At Family Recovery Specialists, our comprehensive, individualized approach to substance abuse and addiction treatment can help you or your loved one get out from under the weight of addiction and onto the path to lasting recovery.
National Institute on Drug Abuse. (2018, January). Principles of Drug Addiction Treatment: A Research-Based Guide. Retrieved from https://www.drugabuse.gov/publications/principles-drug-addiction-treatment-research-based-guide-third-edition/frequently-asked-questions/how-long-does-drug-addiction-treatment
Substance Abuse and Mental Health Services Administration. (2016, December 1). Directory of Single State Agencies (SSA) for Substance Abuse Services from https://www.samhsa.gov/sites/default/files/ssadirectory.pdf

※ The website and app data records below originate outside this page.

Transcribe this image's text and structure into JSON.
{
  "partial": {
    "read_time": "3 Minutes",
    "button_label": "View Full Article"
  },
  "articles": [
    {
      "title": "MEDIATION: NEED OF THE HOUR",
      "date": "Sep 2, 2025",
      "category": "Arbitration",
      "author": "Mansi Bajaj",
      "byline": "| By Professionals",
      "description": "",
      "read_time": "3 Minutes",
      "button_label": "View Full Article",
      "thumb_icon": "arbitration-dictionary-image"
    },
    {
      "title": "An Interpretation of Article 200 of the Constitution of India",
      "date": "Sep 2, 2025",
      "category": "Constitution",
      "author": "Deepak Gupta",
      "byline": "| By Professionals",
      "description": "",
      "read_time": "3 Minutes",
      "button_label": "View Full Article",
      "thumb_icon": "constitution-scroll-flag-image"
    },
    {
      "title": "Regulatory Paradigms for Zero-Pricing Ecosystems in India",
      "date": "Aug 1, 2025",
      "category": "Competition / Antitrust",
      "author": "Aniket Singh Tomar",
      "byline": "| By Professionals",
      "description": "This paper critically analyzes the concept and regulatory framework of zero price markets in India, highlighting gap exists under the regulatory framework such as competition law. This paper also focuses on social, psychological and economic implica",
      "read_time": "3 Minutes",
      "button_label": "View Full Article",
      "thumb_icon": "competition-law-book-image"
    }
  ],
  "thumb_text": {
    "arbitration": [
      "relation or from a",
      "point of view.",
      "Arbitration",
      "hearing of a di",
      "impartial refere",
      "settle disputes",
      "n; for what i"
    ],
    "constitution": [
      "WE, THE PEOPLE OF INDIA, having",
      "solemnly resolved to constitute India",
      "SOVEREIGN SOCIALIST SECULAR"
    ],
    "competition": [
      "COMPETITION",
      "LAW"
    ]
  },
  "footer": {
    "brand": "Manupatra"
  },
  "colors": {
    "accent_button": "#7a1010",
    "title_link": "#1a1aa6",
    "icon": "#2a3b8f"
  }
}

U.S. Department of Veteran Affairs. (2010, May 24). Treatment Programs for Substance Use Problems. from https://www.mentalhealth.va.gov/res-vatreatmentprograms.asp